Plenty of people have suggested that his true value to the Mets is as a trade chip. I agree completely, in fact, I thought the time to trade him was after last season when he finally put his talents to fruition. They could've centered a deal around him to land Justin Upton.
With David Wright under contract for the foreseeable future, Flores does not have a home at third base with the parent club.
The Venezuelan-native has always been proficient with the bat, and hopefully he settles into a groove so that the Mets can deal him for mid-season help in the outfield.
Stats: 3 GS, 12 IP, 15 H, 9 ER, 1 HR, 7 BB, 15 K, .313 BAA
It's simply too small of a sample size to get perturbed by the performance of a 20-year-old. Also, after his first two starts, he had tossed nine innings with an ERA of 2.00. Basically, one start in which he got lit up affected his numbers dramatically.
Noah Syndergaard appears to have the makings of another top-of-the-rotation starter. His numbers last year were incredible for a 19-year-old, especially the 122:31 K:BB ratio and 2.60 ERA.
I envision him progressing quick through the system because he possesses the same business demeanor that Matt Harvey has.
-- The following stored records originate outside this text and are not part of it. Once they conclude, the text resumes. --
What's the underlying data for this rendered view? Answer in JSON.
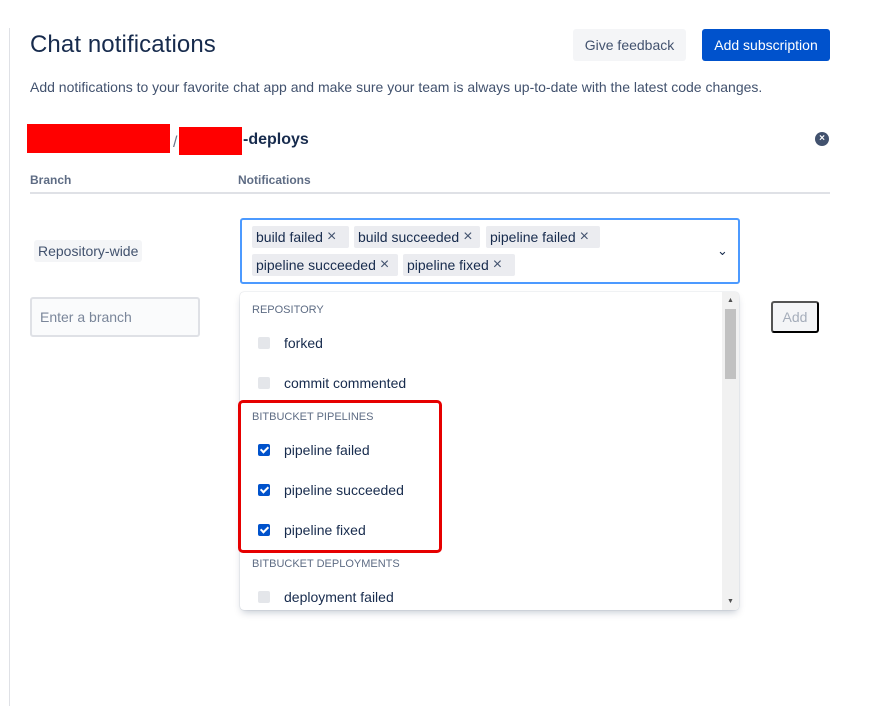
{
  "header": {
    "title": "Chat notifications",
    "feedback_label": "Give feedback",
    "add_subscription_label": "Add subscription",
    "description": "Add notifications to your favorite chat app and make sure your team is always up-to-date with the latest code changes."
  },
  "subscription": {
    "separator": "/",
    "repo_suffix": "-deploys",
    "close_glyph": "×",
    "columns": {
      "branch": "Branch",
      "notifications": "Notifications"
    },
    "scope_label": "Repository-wide",
    "selected_chips": [
      "build failed",
      "build succeeded",
      "pipeline failed",
      "pipeline succeeded",
      "pipeline fixed"
    ],
    "chip_remove_glyph": "×",
    "chevron_glyph": "⌄",
    "branch_placeholder": "Enter a branch",
    "add_label": "Add"
  },
  "dropdown": {
    "groups": [
      {
        "heading": "Repository",
        "options": [
          {
            "label": "forked",
            "checked": false
          },
          {
            "label": "commit commented",
            "checked": false
          }
        ]
      },
      {
        "heading": "Bitbucket Pipelines",
        "options": [
          {
            "label": "pipeline failed",
            "checked": true
          },
          {
            "label": "pipeline succeeded",
            "checked": true
          },
          {
            "label": "pipeline fixed",
            "checked": true
          }
        ]
      },
      {
        "heading": "Bitbucket Deployments",
        "options": [
          {
            "label": "deployment failed",
            "checked": false
          }
        ]
      }
    ],
    "scroll_up_glyph": "▲",
    "scroll_down_glyph": "▼"
  },
  "colors": {
    "primary": "#0052cc",
    "focus_border": "#4c9aff",
    "highlight": "#e60000",
    "redaction": "#ff0000"
  }
}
For now, he needs to string together a few consistent starts to re-instill his dominating presence on the mound.
Stats: 36 AB, 12 R, 9 H, 5 2B, 1 HR, 8 RBI, 12 BB, 8 K, .901 OPS, .250 AVG
It could have happened to anyone, that was the sentiment most people will agree on when speaking about Travis d'Arnaud's latest injury, a non-displaced fracture of the first metatarsal in his left foot. The injury will likely keep him out of action for two months.
Again, it is extremely frustrating because he was on the cusp of making the roster out of Spring Training and now the 24-year-old will be fortunate to be a September call up.
Obviously, John Buck's incredible start to the season (seven home runs and 22 RBI) mitigates this somewhat, but d'Arnaud is the future and he has now suffered a setback.
Stats: 4 GS, 0-1, 4.91 ERA, 18.1 IP, 20 H, 10 ER, 1 HR, 21/12 K/BB. .282 BAA
It is a bit disappointing that the crown jewel of the farm system, and Sandy Alderson's first big-time acquisition, is not dominating the way everyone expected. It is unfair to expect him to dominate in the fashion that Matt Harvey has, but he is nowhere close to that.
The main issue has been his command, which needs to improve before he is considered to be promoted to the big-league squad. It's a shame because the Mets could certainly use someone to replace the innings that Aaron Laffey and Jeremy Hefner were occupying.
I do expect Wheeler to turn it around, he already had one start in which he fanned eight without issuing a walk, but it would be encouraging to see him firing on all cylinders against minor league hitters.
Of course, the Pacific Coast League and the arid climate of Las Vegas could be contributing to it. The latest outing, which consisted of six walks in 4.1 innings was simply shocking from a pitcher who has been lauded for his outstanding arsenal.